▶ [EXERCISE DESCRIPTION] Look through the data below. Show each line where the string "JSON" occurs.
◆ ◆ ◆ ◆ ◆ ◆ ◆
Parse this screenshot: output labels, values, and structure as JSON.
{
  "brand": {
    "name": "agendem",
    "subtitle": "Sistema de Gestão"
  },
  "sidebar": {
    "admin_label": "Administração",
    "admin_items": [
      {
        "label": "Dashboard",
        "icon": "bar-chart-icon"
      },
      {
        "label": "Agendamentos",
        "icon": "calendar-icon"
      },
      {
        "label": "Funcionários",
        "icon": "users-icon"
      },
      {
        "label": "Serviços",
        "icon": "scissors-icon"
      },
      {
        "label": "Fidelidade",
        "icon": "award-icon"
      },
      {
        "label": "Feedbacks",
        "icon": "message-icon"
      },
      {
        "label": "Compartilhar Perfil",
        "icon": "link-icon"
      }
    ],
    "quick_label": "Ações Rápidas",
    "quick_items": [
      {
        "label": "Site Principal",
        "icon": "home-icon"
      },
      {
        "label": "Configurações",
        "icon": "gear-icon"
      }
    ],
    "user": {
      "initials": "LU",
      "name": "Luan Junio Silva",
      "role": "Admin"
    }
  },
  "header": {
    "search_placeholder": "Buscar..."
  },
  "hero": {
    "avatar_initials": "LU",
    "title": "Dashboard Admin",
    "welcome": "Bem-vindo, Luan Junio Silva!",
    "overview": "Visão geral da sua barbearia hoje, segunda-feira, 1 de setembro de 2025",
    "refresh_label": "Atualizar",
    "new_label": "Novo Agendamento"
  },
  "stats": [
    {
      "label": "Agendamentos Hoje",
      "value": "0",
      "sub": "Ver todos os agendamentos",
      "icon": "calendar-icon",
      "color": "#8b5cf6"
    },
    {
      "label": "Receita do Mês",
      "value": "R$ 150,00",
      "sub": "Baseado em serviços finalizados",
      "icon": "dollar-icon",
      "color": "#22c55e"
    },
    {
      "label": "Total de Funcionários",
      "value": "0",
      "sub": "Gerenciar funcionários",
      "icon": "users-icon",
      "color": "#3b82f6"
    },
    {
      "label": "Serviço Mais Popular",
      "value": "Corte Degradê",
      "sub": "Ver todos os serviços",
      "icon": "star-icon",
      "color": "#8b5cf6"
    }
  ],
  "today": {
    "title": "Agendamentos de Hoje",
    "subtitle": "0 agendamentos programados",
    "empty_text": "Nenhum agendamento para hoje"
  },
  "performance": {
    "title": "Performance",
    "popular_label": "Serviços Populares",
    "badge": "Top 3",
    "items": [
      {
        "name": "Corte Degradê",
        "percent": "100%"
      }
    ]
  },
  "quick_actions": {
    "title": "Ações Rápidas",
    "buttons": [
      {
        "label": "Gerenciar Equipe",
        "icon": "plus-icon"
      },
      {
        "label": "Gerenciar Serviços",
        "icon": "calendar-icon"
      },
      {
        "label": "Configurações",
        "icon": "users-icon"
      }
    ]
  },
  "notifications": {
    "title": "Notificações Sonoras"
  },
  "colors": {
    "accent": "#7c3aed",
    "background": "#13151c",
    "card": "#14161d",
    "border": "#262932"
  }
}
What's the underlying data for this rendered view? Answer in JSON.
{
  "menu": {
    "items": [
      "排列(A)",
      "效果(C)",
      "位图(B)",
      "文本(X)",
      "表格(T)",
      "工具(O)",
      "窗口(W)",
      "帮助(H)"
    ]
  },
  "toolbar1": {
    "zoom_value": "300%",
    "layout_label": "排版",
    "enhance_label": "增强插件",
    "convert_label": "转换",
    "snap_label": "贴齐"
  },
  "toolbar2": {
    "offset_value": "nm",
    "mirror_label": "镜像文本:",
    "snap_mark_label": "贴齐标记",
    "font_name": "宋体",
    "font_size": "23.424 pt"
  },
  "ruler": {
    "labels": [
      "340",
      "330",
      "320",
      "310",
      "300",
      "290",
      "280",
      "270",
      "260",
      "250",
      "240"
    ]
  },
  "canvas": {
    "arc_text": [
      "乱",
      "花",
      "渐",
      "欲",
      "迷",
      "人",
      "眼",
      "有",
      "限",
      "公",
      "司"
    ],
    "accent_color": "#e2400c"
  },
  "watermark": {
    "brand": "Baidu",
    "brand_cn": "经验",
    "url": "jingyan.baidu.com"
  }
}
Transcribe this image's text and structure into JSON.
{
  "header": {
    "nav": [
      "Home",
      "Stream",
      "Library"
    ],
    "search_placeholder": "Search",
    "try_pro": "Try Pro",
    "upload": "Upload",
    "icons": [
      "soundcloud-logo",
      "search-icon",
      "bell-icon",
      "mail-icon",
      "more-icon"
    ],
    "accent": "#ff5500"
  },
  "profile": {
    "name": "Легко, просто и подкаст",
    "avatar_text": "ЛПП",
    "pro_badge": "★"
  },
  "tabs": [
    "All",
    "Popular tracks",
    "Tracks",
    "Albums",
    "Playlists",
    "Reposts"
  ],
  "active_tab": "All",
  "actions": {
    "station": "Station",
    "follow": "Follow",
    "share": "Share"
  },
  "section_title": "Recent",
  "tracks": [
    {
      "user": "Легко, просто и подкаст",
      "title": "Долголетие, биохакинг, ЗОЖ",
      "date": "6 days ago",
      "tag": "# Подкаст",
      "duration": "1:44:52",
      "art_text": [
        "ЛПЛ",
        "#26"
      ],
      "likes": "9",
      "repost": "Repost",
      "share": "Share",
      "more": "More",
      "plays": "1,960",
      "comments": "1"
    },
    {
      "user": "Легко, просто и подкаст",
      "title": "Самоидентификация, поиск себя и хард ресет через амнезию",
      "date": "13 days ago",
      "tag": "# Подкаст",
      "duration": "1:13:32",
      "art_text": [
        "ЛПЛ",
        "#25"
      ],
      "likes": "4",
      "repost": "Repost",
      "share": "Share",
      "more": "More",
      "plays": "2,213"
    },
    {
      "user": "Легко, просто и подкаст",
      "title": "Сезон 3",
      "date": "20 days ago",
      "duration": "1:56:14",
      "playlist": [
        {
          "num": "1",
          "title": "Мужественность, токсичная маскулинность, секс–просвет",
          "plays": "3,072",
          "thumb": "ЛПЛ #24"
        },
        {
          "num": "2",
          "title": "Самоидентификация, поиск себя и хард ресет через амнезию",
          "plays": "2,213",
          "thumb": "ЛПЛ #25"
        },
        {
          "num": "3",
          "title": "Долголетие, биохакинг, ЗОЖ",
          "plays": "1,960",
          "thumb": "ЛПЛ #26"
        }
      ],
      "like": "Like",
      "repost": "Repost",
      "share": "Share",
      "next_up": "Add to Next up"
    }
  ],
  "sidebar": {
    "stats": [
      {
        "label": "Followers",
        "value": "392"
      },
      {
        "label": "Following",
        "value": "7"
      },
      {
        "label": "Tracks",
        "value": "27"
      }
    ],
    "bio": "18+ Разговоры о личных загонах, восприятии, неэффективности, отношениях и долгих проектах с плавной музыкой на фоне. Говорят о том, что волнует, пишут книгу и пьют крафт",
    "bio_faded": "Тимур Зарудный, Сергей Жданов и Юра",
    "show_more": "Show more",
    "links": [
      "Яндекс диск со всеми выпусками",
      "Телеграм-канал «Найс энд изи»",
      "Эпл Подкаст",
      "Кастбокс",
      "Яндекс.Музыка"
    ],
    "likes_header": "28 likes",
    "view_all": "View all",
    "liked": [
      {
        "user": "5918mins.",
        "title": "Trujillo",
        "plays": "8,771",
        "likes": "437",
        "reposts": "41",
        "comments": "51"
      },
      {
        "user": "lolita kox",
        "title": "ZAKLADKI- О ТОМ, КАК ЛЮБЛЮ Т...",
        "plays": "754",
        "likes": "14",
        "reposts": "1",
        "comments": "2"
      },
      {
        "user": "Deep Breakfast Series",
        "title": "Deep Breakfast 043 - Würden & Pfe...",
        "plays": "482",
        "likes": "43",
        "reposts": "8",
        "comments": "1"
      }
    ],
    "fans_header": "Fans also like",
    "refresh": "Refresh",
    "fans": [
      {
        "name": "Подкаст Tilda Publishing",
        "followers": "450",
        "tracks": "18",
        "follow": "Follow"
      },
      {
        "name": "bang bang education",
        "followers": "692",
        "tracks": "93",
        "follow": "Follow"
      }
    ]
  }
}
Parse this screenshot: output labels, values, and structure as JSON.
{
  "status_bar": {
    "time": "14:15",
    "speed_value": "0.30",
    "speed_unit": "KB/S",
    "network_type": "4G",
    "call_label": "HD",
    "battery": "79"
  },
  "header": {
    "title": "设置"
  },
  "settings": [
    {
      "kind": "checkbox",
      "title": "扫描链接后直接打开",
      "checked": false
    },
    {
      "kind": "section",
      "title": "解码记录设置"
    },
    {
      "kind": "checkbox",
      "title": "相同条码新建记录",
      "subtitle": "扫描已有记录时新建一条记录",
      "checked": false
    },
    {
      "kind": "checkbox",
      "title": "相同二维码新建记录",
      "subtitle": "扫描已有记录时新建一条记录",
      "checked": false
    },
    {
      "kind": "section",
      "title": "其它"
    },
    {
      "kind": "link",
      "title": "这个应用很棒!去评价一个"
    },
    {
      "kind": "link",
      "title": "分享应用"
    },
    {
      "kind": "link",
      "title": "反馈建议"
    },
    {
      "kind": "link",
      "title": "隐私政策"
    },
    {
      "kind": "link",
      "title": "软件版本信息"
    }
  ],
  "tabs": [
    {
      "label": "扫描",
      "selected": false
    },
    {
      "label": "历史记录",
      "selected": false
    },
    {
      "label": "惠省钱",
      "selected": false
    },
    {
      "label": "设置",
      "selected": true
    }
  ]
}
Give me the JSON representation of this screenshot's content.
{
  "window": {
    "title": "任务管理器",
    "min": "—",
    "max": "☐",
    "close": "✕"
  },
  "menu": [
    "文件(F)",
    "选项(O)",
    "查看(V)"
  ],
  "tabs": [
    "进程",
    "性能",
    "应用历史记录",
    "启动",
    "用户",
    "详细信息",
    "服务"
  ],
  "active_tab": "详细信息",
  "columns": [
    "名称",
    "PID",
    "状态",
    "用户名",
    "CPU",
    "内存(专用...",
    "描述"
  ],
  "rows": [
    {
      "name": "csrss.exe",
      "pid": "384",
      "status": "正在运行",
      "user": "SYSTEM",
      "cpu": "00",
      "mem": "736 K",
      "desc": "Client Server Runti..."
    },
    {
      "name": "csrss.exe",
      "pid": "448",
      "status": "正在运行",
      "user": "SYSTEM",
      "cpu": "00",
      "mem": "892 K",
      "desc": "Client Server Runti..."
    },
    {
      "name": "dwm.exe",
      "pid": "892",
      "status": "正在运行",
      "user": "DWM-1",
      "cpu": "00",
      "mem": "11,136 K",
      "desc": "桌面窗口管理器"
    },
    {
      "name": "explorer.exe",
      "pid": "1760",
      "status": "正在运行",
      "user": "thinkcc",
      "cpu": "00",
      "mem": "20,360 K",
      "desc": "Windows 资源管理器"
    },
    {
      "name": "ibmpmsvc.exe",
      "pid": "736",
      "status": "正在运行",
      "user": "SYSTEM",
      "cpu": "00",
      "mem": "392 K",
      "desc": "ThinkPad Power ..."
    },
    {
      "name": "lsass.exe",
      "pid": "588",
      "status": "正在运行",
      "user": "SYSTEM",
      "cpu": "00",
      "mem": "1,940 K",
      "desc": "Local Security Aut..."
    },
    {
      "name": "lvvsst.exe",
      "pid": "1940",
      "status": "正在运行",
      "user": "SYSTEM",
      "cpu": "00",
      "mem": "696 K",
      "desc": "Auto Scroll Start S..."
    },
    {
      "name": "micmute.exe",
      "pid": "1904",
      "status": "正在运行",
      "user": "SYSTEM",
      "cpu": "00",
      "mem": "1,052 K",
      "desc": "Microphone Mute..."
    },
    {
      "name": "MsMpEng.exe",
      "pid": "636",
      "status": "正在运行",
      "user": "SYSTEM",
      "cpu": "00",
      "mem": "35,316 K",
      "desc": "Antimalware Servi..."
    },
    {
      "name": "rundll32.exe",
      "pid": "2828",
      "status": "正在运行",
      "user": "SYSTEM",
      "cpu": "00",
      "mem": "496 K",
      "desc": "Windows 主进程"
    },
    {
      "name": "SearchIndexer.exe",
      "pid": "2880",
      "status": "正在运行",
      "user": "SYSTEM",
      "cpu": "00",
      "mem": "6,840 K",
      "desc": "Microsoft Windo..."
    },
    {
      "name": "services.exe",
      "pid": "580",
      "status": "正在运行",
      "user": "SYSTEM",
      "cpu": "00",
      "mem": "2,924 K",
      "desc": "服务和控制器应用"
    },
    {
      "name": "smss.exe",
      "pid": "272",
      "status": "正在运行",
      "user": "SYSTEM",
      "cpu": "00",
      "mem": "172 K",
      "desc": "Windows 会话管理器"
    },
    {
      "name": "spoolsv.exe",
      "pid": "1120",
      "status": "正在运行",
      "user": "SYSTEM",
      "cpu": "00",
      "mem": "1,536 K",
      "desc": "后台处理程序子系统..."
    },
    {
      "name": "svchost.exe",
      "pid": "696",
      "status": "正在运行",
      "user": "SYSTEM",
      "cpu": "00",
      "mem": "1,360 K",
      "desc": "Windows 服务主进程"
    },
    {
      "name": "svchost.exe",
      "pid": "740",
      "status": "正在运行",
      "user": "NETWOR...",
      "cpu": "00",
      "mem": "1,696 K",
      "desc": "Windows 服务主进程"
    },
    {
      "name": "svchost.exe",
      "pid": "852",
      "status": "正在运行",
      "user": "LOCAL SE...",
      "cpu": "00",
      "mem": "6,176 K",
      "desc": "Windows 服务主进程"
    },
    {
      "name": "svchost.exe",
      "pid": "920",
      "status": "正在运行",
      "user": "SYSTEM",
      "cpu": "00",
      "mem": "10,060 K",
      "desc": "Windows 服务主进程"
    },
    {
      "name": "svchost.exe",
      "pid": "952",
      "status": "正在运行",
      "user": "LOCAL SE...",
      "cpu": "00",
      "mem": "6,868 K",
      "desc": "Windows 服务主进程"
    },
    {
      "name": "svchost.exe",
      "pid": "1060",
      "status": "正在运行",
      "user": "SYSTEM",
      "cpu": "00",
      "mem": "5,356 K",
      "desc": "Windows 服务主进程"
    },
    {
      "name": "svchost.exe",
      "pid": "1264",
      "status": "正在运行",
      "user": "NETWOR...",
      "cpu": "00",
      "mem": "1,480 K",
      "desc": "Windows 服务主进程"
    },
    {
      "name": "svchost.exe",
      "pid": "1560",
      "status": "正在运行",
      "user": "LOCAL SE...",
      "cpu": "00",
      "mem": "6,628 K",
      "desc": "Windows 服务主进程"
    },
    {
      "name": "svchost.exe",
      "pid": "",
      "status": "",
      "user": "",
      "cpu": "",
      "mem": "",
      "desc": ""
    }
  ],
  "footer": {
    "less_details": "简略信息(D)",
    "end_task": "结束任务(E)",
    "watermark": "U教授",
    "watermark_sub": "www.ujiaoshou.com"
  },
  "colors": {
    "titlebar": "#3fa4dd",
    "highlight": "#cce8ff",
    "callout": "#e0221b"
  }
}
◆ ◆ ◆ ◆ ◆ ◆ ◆
▶ [ANSWER TO THIS TASK]
Parse this screenshot: output labels, values, and structure as JSON.
What's the underlying data for this rendered view? Answer in JSON.
Transcribe this image's text and structure into JSON.
Parse this screenshot: output labels, values, and structure as JSON.
Give me the JSON representation of this screenshot's content.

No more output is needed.